About Living Donation
Living donation, when someone chooses to donate one of their kidneys, is an important option to consider for patients who need a kidney transplant.
There are several advantages to receiving a kidney from a living donor.
There is no need to wait for a deceased donor kidney to become available (most living transplants take place three months after the evaluation process begins).
The kidney usually begins to work immediately, even in the operating room.
There are fewer episodes of rejection. As a result, living donor kidneys tend to last longer. Living donor kidneys tend to last an average of 20+ years, while deceased donor kidneys last an average of 11–13 years.

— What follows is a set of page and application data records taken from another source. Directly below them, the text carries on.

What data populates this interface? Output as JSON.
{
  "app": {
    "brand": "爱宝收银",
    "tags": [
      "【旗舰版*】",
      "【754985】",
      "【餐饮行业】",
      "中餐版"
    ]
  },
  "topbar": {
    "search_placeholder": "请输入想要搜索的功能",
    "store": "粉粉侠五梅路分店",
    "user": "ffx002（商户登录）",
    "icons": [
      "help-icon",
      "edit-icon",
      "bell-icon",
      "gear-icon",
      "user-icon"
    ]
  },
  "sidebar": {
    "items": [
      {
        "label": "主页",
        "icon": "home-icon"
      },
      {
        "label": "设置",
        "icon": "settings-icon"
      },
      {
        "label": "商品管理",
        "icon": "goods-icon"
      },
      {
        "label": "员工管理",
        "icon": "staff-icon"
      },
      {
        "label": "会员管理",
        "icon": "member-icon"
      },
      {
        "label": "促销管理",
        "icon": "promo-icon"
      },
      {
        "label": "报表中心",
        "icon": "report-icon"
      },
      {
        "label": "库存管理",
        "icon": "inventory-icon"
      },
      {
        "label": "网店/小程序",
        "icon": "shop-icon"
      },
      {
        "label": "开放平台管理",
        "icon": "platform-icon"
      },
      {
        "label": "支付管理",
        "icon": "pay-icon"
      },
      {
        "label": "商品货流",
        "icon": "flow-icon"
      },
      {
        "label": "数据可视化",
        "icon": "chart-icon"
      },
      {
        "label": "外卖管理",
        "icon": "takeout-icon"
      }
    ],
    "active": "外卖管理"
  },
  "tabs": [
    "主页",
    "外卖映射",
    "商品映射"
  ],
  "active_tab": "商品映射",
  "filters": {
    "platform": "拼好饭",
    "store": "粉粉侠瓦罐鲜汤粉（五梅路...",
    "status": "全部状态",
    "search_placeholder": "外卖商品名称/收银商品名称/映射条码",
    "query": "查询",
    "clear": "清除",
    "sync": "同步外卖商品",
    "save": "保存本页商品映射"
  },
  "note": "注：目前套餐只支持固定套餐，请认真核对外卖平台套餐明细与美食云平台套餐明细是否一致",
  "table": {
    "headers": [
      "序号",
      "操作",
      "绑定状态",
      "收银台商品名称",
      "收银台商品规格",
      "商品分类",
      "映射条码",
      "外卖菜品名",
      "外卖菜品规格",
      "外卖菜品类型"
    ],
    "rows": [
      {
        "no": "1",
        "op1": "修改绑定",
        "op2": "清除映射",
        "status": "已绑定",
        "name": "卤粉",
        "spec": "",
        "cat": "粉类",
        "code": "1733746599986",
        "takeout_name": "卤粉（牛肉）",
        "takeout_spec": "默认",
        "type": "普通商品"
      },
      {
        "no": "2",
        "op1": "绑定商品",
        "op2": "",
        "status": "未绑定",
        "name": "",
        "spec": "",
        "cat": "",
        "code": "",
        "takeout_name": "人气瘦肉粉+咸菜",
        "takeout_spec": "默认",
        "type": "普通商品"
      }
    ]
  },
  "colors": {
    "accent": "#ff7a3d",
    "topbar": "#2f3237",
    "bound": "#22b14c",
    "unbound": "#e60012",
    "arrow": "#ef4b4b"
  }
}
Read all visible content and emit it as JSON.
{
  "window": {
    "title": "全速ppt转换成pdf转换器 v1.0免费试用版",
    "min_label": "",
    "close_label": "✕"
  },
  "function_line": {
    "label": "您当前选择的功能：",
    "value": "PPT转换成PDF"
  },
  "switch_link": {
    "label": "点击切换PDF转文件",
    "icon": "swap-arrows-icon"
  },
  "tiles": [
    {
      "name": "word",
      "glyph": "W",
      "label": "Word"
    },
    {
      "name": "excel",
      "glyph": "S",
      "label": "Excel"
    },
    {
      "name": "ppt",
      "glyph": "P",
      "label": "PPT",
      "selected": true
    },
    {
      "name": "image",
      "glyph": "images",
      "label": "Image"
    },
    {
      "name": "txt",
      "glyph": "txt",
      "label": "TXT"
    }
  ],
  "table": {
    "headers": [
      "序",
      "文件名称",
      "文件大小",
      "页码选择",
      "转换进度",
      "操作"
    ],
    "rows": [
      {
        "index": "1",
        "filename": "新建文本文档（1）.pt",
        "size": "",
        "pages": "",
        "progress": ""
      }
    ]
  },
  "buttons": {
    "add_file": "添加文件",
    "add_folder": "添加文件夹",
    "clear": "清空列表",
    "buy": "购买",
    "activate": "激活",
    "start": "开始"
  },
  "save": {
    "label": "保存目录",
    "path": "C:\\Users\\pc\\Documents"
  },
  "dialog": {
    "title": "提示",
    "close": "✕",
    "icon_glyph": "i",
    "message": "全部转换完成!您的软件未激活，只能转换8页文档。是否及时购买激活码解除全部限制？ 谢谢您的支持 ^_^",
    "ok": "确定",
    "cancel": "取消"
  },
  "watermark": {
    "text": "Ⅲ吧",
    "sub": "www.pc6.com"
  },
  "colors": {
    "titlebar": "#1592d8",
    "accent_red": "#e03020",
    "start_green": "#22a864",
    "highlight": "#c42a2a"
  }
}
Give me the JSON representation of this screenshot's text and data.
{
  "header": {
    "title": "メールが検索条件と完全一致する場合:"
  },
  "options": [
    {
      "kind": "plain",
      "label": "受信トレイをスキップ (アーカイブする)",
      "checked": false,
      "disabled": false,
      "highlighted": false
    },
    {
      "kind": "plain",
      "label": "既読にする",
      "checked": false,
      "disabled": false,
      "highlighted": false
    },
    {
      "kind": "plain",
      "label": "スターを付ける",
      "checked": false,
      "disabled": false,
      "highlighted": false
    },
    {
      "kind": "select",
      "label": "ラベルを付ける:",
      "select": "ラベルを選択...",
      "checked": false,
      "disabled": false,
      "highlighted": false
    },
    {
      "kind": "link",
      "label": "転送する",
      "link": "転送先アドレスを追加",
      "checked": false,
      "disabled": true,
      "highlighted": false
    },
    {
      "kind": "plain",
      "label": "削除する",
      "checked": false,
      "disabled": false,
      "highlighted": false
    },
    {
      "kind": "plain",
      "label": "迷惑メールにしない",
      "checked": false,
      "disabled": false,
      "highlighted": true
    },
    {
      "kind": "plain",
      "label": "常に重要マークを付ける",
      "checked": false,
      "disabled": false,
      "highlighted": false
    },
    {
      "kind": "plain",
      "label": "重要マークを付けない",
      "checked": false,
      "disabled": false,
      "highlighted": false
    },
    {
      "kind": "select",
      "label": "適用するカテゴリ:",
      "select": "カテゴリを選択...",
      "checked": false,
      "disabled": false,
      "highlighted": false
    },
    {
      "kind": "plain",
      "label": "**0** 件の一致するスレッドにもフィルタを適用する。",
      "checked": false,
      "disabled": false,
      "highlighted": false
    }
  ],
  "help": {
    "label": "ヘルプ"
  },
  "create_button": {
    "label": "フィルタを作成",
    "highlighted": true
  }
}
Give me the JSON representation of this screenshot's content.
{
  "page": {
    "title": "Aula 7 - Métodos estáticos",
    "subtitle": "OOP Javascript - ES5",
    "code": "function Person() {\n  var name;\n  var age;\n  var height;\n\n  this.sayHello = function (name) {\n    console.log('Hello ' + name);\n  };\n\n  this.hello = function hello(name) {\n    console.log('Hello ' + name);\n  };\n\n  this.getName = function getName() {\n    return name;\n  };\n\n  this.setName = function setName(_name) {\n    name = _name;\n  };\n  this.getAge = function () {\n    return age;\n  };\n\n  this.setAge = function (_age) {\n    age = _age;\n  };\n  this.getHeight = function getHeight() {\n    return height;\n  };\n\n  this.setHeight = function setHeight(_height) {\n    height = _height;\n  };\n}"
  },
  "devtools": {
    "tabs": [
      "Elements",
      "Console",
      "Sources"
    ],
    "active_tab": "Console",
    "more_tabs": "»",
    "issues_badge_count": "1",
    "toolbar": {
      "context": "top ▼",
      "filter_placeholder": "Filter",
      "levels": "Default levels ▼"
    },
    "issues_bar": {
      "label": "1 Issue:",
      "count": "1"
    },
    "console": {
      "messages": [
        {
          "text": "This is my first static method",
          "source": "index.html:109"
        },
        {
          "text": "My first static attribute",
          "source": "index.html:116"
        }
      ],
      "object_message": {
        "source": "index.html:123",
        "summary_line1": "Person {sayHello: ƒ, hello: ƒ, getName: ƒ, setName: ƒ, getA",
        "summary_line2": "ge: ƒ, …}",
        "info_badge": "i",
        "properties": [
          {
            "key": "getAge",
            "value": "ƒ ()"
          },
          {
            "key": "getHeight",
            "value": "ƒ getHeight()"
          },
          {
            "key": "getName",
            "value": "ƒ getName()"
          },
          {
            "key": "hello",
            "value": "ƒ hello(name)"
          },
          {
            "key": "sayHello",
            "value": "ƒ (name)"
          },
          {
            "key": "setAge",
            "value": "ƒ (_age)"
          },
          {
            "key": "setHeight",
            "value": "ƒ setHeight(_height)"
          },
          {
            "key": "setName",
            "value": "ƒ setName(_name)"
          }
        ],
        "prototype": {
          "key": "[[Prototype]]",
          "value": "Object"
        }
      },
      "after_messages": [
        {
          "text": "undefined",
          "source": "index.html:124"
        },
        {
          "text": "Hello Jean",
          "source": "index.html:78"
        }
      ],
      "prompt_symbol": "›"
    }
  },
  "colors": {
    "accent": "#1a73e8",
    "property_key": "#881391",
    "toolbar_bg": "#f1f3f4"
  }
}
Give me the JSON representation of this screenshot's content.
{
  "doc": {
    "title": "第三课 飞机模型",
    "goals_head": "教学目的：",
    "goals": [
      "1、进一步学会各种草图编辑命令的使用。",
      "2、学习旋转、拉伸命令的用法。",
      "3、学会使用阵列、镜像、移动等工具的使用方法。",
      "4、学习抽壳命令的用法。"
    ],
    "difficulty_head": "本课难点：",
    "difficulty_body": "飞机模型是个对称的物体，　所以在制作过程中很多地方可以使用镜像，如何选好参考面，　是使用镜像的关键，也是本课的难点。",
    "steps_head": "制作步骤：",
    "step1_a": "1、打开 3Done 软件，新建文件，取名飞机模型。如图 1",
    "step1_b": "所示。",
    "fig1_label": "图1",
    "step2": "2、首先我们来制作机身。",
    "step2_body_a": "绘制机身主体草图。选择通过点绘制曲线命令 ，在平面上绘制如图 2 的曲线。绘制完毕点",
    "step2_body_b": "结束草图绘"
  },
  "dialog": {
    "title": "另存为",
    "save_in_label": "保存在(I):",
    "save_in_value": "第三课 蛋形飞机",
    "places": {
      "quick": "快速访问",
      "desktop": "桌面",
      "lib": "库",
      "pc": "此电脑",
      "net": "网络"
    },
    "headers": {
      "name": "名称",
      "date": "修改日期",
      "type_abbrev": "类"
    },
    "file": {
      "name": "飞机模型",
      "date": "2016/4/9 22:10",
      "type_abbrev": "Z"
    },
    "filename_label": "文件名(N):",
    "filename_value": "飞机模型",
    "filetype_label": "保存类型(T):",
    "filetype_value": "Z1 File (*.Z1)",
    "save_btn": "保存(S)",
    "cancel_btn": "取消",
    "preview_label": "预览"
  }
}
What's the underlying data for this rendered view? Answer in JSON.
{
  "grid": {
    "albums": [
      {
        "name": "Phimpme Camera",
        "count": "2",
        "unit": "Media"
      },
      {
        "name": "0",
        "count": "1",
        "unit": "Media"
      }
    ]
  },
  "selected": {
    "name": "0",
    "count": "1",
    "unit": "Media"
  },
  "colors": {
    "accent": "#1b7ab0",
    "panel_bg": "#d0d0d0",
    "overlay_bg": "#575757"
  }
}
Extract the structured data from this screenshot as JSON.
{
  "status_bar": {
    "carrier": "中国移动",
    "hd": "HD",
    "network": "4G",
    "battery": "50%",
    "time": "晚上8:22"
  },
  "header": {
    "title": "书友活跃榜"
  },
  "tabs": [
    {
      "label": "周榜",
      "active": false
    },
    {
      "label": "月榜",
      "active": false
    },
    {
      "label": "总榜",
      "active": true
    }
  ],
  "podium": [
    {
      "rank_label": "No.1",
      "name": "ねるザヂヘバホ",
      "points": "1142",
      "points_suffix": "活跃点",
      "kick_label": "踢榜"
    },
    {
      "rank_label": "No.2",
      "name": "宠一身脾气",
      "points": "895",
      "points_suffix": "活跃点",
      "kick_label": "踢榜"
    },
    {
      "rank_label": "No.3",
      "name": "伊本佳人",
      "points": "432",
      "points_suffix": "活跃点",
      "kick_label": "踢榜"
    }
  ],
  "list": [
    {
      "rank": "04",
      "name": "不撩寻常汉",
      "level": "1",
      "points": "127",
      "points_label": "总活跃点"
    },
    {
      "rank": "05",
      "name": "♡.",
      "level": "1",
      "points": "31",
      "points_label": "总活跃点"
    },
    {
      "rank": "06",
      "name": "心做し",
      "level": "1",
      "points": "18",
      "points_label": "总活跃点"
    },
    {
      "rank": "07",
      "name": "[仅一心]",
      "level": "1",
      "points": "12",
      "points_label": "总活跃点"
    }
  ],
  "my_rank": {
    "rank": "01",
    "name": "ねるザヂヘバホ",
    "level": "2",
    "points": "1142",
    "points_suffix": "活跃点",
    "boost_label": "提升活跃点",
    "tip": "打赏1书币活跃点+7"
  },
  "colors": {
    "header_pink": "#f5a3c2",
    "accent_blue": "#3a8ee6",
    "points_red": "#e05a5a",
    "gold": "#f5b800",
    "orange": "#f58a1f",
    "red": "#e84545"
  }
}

There is a need for fewer immunosuppressive drugs for the recipient, which therefore minimizes the possible side effects.
Living donor transplants can be scheduled. This allows both the donor and the recipient to plan for absences from work and family responsibilities.
Living donation is a safe procedure for the donors. Most people can live a long and healthy life with one kidney. At PinnacleHealth our donors are screened and tested thoroughly before donation to ensure that removing a kidney will not affect their health in any way. It is our policy that we DO NOT put our living donors at risk for health problems either now or in the future.
Donor Medical Expenses
Donors are not responsible for any expenses related to the testing, surgery or hospitalization for living donation.
Independent Donor Advocate
The Independent Donor Advocate (IDA) is a social worker that is separate from the transplant center. The IDA is trained to be an independent and specialized advocate for the living donors. The IDA’s role is to make sure the living donors understand the donation process, have had their questions answered, and get the specialized support and consideration they deserve. As a potential living donor, any questions or concerns you have about care you receive from the transplant team may be directed to the IDA.
Kidney Function After Surgery
Immediately after donation the donor's kidney function is temporarily reduced by half until the remaining kidney compensates for the missing kidney. This takes approximately 2-4 weeks. After the initial phase of recovery, the donor’s kidney function will be 60-80% of function prior to donation, which is more than adequate to support the donor’s needs.
For more information, click to view the Living Donor Education Manual